While I am a proud, flag-waving American conservative vegan (yes, we do exist), the freedom I wish to talk about in today's blog concerns a matter near and dear to every vegan's heart and that is, the freedom of choice on restaurant menus.
When I first contemplated going vegan, the first depressing thought I had was, I would never be able to go out for dinner again. Or at least I didn't think it would be worth the effort. I am not one to make fusses at the table. "Yes, waitress, could I have the portobello steak sandwich but hold the steak, mayonaise, and oh could you be sure to cook it on a grill that has not been used for meat?" That is not me and never will be me. So what is a shy vegan to do? Obvious answer: only go to vegan restaurants. Problem: They are a rare breed, especially in my part of the world and my husband, an omnivore, would not be thrilled at such dietary restrictions (Welcome to my world, dear.)
While visiting family in Massachusetts this month, I had the rare joy of going to an all vegan and vegetarian restaurant in Watertown. The Red Lentil was an oasis for me. I did not have to settle for the one (usually bland) item on the menu that had no dairy, eggs or meat in it. I had OODLES of choices, and the sheer variety provoked such happiness that the food could have tasted like moldy cardboard and I still would have found the experience to be well worth it. Did I want the three bean chili or the vegan caesar salad? A tempeh reuben sandwich or the tuscan portobello sandwich? The spiced lentil nut patties sounded yummy too. Oh, decisions, decisions! What a sweet joy to be able to ask the waitress to give me a few extra minutes to decide on a vegan meal!

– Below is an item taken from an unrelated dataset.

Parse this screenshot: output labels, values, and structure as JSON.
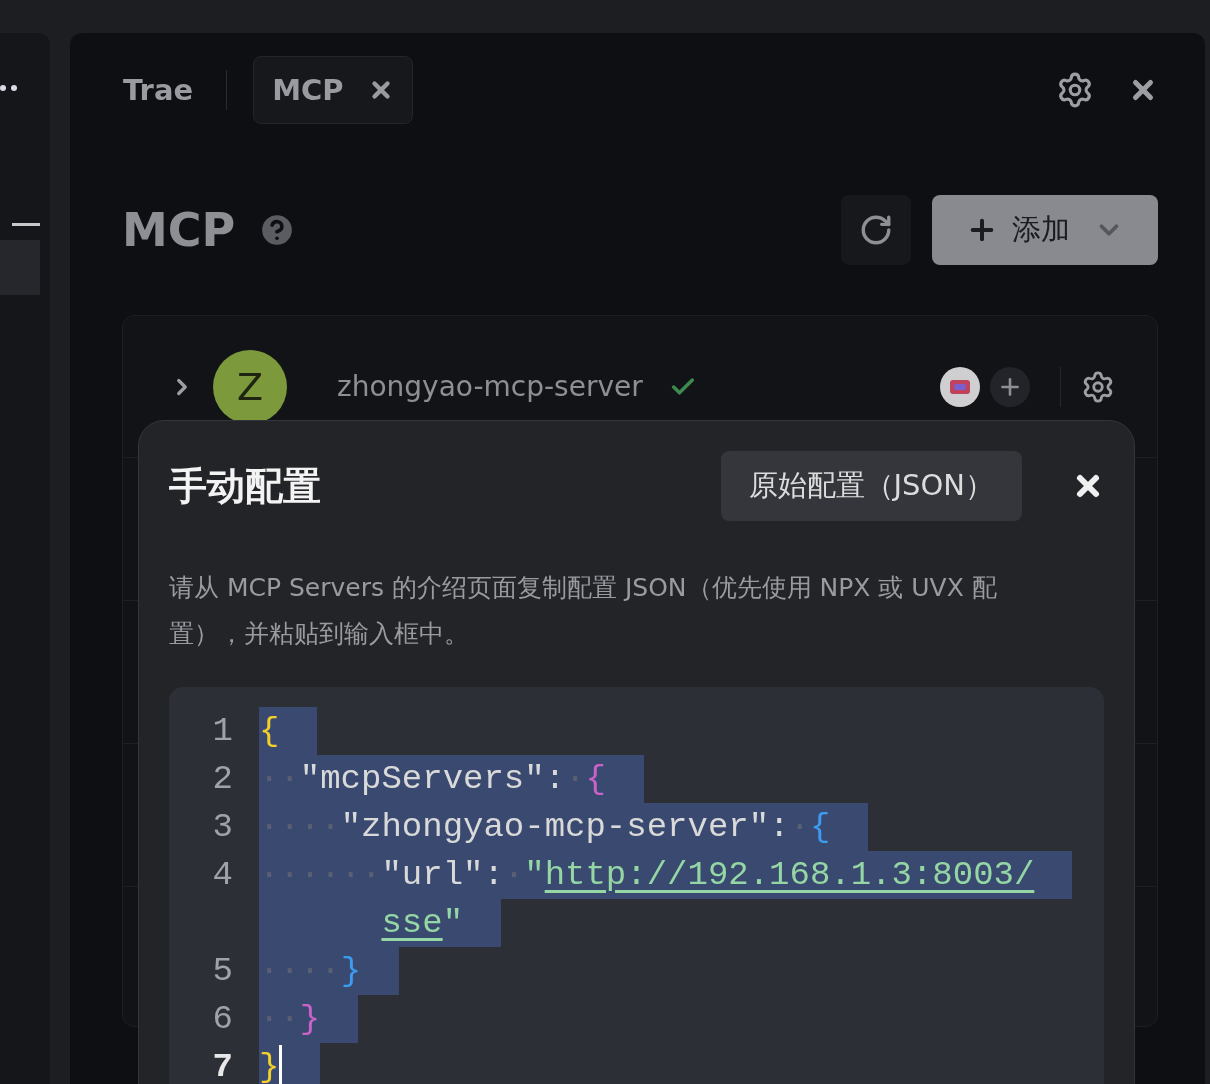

Omnivores can never appreciate the joy of such freedom, the world has always been their oyster, so to speak, when it comes to dining out.
Still, this occasion is all too rare. I keep hoping that more restaurants will become more conscious of vegan diets and will provide more options on their menus. As chefs like Tal Ronnen (THE CONSCIOUS COOK) have proven, vegan meals are as delicious as any other, and provide pleasure to the consumer. Who wants to spend money on an evening out and have to settle for a garden salad and limp pasta primavera? Just give us a little freedom with our food options. That is all we vegans ask.